Membrane vesicles released by bacteria may play different roles during infection


Bacteria release membrane-derived vesicles (MVs), which are small particles that can transport virulence factors to neighboring bacteria or to the cells of a mammalian host. This special MV-based system for delivering toxic proteins and nucleic acids in a protected manner to the target cells may have different specific functions depending on whether the bacterium acts as an extracellular or intracellular pathogen.

Systems analysis points to links between Toxoplasma infection and common brain diseases


Nearly one out of every three humans on earth has a lifelong infection with the brain-dwelling parasite Toxoplasma gondii. In a new report, researchers from multiple institutions describe efforts to learn how infection with the parasite Toxoplasma gondii may alter, and in some cases amplify, several brain disorders, including epilepsy, Alzheimer’s and Parkinson’s diseases as well as some cancers.

A hair-trigger for cells fighting infection


In response to infection the immune system produces unique antibodies to target each illness. To make these new antibodies, cells in the immune system must intentionally damage their own genes, meaning they run the risk of becoming cancer cells. New research reveals how a proteins called Tia1 acts as a hair-trigger for DNA repair, allowing the immune system to walk the line between health and harm.

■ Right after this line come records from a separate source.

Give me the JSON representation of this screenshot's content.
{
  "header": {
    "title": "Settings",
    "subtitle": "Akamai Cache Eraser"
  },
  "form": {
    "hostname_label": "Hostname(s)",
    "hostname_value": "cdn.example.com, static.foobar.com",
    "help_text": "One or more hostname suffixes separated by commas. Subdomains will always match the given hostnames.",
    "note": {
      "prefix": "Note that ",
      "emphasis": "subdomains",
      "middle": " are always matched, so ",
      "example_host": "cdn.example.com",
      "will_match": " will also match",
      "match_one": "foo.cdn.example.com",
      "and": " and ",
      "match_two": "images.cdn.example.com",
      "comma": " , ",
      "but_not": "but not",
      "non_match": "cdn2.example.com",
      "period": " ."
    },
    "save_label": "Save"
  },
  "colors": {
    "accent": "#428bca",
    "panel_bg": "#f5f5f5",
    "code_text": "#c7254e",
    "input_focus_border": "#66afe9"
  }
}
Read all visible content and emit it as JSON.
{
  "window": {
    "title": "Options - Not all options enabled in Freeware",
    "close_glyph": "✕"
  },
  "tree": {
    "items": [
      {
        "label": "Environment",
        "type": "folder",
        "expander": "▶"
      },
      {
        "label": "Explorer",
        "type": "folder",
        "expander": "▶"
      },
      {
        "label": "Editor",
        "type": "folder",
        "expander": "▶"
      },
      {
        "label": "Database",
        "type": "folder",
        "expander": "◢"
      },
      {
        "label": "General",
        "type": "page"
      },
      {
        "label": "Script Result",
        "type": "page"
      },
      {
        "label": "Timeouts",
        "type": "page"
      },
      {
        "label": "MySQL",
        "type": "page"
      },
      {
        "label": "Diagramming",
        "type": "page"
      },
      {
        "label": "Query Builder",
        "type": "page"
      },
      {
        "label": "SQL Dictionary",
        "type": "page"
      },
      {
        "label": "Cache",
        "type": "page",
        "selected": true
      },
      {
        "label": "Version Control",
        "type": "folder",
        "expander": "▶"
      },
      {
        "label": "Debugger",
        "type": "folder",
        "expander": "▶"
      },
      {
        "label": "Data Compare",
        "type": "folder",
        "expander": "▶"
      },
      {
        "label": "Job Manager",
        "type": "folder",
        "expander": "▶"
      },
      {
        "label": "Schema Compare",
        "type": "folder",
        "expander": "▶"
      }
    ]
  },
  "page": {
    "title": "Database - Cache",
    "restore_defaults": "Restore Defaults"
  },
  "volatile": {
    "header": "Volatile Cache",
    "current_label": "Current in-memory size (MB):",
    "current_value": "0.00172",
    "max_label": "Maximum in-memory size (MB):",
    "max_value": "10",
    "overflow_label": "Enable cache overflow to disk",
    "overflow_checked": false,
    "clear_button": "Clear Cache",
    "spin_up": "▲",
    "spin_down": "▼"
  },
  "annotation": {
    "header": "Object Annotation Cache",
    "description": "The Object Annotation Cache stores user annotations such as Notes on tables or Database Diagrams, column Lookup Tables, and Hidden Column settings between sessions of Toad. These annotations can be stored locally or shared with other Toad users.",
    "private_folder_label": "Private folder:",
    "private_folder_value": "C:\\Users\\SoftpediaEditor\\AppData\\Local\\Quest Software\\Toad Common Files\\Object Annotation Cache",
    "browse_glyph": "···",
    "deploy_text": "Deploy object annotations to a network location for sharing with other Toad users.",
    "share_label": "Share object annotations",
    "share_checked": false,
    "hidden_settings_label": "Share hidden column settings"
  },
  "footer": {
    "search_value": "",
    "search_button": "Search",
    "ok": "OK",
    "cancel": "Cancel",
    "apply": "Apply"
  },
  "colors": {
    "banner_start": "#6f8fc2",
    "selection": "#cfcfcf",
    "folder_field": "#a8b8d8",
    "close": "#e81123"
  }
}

Infection model developed for tickborne flaviviruses


Scientists have filled a research gap by developing a laboratory model to study ticks that transmit flaviviruses, such as Powassan virus. Powassan virus was implicated in the death of a New York man earlier this year. The unusual model involves culturing organs taken from Ixodes scapularis ticks and then infecting those organ cultures with flaviviruses.